* _Work to be completed_: Number of lines below with the word "navegación": state it and write nothing more.

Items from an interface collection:
━━━━━━━━━━━━━━━━━━━━━━━━━━━━━━
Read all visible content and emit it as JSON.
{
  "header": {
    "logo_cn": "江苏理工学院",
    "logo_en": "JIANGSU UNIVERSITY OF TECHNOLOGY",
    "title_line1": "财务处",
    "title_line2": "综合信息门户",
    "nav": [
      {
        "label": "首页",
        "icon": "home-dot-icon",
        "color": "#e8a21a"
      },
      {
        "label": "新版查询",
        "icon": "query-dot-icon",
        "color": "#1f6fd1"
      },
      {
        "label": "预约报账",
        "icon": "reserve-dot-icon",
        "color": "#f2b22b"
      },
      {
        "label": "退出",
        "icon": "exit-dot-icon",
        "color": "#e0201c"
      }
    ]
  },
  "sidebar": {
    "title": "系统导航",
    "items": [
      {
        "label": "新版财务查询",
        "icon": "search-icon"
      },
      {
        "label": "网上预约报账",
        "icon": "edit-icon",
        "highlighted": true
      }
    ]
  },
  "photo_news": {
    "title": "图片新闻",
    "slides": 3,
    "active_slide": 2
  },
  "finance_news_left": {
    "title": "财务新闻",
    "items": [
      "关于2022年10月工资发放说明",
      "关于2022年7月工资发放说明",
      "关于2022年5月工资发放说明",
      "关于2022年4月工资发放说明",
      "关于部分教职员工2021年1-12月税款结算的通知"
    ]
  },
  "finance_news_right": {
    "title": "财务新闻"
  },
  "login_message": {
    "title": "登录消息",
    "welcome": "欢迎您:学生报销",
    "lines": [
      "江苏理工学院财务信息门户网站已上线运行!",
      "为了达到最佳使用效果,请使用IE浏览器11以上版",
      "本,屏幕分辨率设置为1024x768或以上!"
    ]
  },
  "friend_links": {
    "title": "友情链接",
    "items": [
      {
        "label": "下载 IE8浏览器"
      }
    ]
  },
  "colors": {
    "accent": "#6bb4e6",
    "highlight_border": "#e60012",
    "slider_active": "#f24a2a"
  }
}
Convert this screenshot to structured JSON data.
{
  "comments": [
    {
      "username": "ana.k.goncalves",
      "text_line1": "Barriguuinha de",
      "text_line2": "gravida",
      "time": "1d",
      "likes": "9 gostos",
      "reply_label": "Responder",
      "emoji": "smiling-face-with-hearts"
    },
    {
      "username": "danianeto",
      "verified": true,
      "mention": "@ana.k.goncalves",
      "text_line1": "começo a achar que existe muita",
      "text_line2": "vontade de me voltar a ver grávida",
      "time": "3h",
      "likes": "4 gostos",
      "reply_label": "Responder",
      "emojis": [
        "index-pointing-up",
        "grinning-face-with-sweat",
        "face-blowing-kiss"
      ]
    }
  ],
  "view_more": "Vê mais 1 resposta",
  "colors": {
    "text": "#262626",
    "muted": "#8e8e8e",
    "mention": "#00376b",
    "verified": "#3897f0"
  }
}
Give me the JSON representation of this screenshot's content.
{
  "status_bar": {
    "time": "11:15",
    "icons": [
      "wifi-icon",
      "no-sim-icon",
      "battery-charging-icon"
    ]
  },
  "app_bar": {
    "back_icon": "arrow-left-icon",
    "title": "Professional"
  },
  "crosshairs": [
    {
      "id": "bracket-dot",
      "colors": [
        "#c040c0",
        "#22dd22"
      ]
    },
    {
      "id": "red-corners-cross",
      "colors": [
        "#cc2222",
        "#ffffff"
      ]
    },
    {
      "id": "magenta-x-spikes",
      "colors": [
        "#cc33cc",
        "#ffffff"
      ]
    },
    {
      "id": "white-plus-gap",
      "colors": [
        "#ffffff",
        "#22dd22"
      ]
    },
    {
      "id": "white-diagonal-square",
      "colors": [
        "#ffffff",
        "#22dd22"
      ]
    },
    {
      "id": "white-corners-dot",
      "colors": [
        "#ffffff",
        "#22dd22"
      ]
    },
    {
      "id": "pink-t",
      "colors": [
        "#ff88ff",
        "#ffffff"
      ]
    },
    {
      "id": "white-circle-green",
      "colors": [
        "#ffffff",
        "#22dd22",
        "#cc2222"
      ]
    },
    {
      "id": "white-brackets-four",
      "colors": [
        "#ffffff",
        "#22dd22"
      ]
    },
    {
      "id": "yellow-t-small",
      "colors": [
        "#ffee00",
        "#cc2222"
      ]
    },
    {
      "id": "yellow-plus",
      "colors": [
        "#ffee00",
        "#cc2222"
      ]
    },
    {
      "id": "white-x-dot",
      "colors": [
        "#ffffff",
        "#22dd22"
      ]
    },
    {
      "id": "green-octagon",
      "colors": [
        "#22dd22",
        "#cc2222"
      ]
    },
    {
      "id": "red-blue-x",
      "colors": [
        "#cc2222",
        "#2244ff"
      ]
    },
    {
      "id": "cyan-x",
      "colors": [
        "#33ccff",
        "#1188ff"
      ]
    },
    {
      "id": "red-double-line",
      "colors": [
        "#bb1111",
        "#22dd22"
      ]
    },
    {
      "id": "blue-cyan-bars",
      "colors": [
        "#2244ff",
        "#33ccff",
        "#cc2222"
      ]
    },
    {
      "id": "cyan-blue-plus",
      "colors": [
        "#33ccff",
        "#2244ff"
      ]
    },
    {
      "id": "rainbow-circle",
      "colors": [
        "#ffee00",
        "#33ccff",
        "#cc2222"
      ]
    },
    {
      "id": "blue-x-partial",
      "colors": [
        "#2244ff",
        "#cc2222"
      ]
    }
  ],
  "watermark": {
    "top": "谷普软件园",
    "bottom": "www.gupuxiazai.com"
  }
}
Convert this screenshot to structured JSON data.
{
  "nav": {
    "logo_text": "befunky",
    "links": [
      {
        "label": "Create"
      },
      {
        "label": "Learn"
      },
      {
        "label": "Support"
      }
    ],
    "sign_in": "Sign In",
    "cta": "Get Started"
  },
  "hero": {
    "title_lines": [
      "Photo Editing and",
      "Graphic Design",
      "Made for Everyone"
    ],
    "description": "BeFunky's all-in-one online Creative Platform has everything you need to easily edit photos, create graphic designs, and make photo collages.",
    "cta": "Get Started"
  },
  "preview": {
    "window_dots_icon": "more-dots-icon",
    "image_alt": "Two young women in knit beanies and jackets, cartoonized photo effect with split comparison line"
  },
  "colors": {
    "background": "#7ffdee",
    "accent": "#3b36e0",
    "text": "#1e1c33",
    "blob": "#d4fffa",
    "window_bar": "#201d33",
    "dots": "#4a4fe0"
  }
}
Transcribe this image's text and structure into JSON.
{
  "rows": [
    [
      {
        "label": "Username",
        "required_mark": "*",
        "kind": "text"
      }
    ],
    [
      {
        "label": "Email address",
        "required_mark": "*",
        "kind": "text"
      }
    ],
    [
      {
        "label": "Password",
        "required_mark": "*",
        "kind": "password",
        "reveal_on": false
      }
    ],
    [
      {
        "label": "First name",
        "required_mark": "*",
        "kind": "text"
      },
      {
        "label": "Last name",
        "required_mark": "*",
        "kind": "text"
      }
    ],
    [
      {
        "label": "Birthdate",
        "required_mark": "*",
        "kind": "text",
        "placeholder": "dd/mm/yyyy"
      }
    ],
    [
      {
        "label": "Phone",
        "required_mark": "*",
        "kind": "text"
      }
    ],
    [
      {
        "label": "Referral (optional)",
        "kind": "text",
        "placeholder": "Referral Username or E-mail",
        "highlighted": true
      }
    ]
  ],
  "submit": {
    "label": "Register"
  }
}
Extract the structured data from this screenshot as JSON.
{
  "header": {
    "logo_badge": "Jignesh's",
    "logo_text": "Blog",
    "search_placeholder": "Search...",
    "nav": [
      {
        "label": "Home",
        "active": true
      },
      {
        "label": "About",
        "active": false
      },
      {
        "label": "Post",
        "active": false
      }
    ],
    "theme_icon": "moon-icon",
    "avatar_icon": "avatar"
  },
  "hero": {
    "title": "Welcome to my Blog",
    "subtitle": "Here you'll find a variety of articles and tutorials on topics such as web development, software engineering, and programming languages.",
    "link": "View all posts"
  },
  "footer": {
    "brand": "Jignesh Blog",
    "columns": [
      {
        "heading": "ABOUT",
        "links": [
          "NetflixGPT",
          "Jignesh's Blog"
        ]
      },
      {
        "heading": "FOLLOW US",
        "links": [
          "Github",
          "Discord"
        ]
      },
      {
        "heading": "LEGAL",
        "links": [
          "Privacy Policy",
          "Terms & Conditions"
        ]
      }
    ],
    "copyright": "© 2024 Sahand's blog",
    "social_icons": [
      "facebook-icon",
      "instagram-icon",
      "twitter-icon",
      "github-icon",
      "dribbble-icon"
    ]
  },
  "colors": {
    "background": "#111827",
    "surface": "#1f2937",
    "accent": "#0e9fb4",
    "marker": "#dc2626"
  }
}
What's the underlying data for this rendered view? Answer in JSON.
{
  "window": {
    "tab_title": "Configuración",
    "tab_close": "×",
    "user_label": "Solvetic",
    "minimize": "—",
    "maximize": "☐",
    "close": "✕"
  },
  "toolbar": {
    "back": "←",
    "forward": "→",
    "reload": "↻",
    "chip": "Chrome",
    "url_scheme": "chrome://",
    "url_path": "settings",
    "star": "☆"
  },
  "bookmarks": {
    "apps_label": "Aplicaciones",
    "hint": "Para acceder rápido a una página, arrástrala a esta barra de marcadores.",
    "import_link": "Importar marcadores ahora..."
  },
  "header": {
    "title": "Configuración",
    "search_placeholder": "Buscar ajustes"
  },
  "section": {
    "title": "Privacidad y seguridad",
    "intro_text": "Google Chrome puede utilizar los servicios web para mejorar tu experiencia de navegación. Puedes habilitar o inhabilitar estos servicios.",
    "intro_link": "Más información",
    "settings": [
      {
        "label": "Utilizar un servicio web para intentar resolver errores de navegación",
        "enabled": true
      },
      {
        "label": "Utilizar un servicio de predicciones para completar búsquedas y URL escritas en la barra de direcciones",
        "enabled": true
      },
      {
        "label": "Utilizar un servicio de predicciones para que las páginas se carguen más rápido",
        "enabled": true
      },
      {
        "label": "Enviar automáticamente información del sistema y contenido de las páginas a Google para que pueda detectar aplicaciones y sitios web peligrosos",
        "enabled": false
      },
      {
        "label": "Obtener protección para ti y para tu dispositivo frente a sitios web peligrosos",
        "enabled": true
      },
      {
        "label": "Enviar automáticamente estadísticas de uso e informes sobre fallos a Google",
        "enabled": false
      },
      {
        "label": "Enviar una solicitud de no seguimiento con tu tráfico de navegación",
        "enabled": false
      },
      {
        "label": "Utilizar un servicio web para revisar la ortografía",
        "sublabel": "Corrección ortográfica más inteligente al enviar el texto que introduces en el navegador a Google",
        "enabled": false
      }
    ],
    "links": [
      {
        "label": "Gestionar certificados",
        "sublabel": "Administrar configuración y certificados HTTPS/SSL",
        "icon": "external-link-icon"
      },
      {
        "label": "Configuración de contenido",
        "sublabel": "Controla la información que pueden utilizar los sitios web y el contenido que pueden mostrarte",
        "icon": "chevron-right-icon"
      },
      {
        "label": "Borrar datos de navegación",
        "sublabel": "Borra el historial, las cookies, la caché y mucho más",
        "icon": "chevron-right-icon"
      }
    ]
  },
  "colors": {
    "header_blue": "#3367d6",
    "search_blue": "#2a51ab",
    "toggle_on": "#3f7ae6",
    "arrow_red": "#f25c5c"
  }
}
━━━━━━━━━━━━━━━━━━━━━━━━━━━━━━
* _Response area_: 4